Not much surf, but lots of birds
|The first "house" on the Cliff Walk is not a house at all, it's The Chanler spiced pear restaurant. Most of the houses along Cliff Walk have high hedges or wall for privacy. At one time, residents tried to close Cliff Walk to the public, however a state law that requires access to all beaches and shores in the state to be open to the public won out in a court battle.|
|The stone marker on the left is at the beginning of Cliff Walk. On the right is a view of First Beach from near the marker.|
Another view of the spiced pear reataurant
Much of the cliff is now concrete
|In lieu of rocks haphazardly scattered by falling from the cliff we have rocks purposely fitted by man or concrete walls to prevent erosion|
|Young King of the Rock|
|I had walked about a mile of the 3.5 mile walk, but due to limited funds for the two parking meters, it was, then, time to turn back|
|One final shot of Easton's Beach with Arive over on the left side|
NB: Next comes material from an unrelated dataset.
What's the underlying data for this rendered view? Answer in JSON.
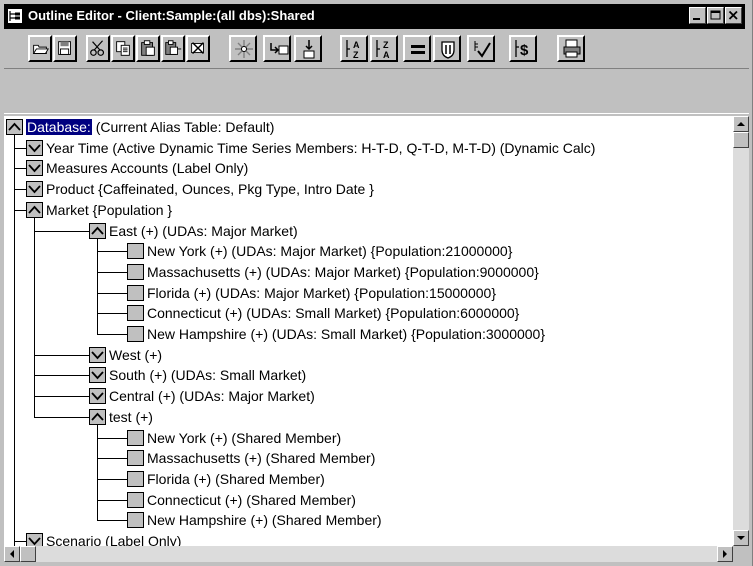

|Fort Adams was established on July 4, 1799 as a First System coastal fortification. Its first commander was Captain John Henry who was later instrumental in starting the War of 1812. The first Fort Adams was designed by Major Louis de Tousard of the Army Corps of Engineers. This fort mounted 12 cannon and was garrisoned during the War of 1812 by Wood's State Corps of Rhode Island militiamen.|
After the War of 1812, there was a thorough review of the nation's fortification needs and it was decided to replace the older Fort Adams with a newer and much larger fort. The new fort was designed by Brigadier General Simon Bernard, a Frenchman who had served as a military engineer under Napoleon. Bernard designed the new Fort Adams in the classic style of Vauban and it became the most complex fortification in the Western Hemisphere.
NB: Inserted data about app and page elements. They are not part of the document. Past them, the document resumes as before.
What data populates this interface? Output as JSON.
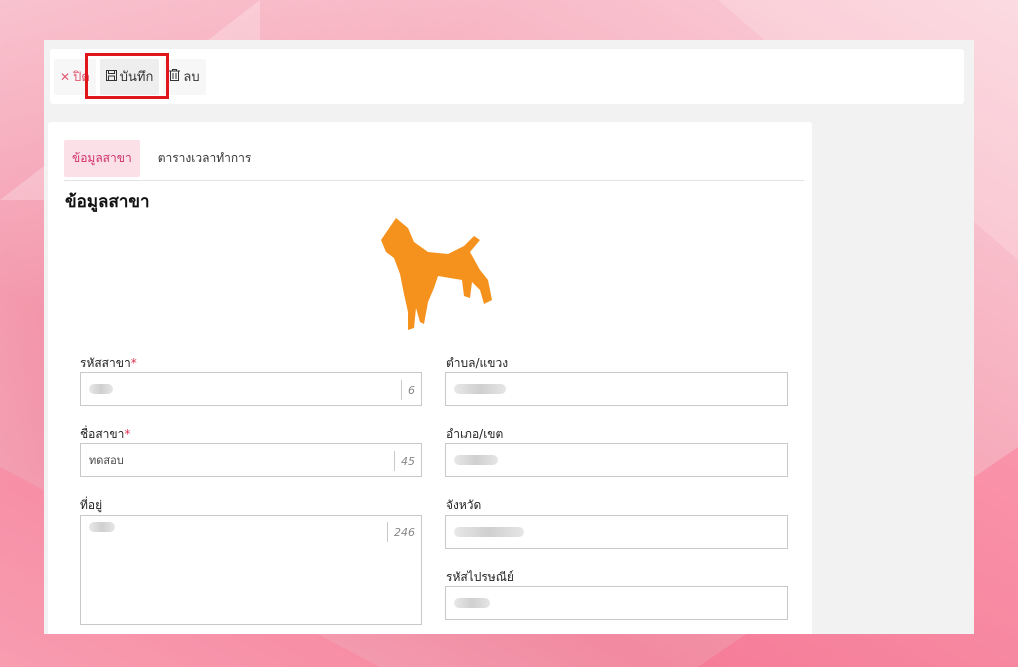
{
  "toolbar": {
    "close_label": "ปิด",
    "save_label": "บันทึก",
    "delete_label": "ลบ"
  },
  "tabs": [
    {
      "label": "ข้อมูลสาขา",
      "active": true
    },
    {
      "label": "ตารางเวลาทำการ",
      "active": false
    }
  ],
  "section_title": "ข้อมูลสาขา",
  "logo_color": "#f5921e",
  "form": {
    "branch_code": {
      "label": "รหัสสาขา",
      "required": "*",
      "value": "",
      "counter": "6"
    },
    "branch_name": {
      "label": "ชื่อสาขา",
      "required": "*",
      "value": "ทดสอบ",
      "counter": "45"
    },
    "address": {
      "label": "ที่อยู่",
      "value": "",
      "counter": "246"
    },
    "subdistrict": {
      "label": "ตำบล/แขวง",
      "value": ""
    },
    "district": {
      "label": "อำเภอ/เขต",
      "value": ""
    },
    "province": {
      "label": "จังหวัด",
      "value": ""
    },
    "postal_code": {
      "label": "รหัสไปรษณีย์",
      "value": ""
    }
  },
  "colors": {
    "accent": "#d0326b",
    "tab_active_bg": "#fbe0e8",
    "highlight": "#e0161c"
  }
}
|Construction of the new fort began in 1824 and continued at irregular intervals until 1857. From 1825 to 1838 construction was overseen by Colonel Joseph Gilbert Totten, the foremost American military engineer of his day. In 1838 Totten became chief engineer of the Army and served until his death in 1864.|
The new Fort Adams was first garrisoned in August 1841, functioning as an active Army post until 1950. During this time the fort was active in five major wars (the Mexican-American War, American Civil War, Spanish-American, World War I and World War II) but never fired a shot in anger.
During the Mexican War Fort Adams was briefly under the command of Brigadier General Franklin Pierce, who would be elected President of the United States in 1852.
The War Department was concerned about the political sympathies of Marylanders during the Civil War, so the United States Naval Academy was moved in 1861 from Annapolis Maryland to Fort Adams. In September 1861, the academy moved to the Atlantic House Hotel in Newport and remained there for the rest of the war.
|The photo on the left is of a photo of a model of Fort Adams providing an overview of the fort's design including the main structure and the outworks for land defense.|
In 1953, the Army gave Fort Adams to the Navy, which still uses some of the grounds for family housing. In 1965, the fort was given to the state of Rhode Island for use as Fort Adams State Park. In 1976, Fort Adams was declared a National Historic Landmark. President Dwight D. Eisenhower lived at the former commanding officer's quarters (now called the Eisenhower House) during his summer vacations in Newport in 1958 and 1960. Since 1981, the Fort Adams grounds have been host to the Newport Jazz Festival, and the Newport Folk Festival. In 2012, the park was the official venue for the America's Cup World Series in Newport.
The Claiborne Pell Bridge, commonly known as the Newport Bridge over Narragansett Bay
|I was not nearly as impressed with Fort Adams as I was with Fort Knox in Maine or several other historical forts I have visited around the country.|
I prefer to wander around alone on self-tours than to go with a group listening to a guide tell me things that are on the signs. Signs I can photograph for future reference. A guide's words are soon forgotten. Another thing I did not like was the positioning of the cannons on concrete blocks (below), which is not a natural setting for them. They are better displayed in their firing positions as they are in the several other forts I have seen.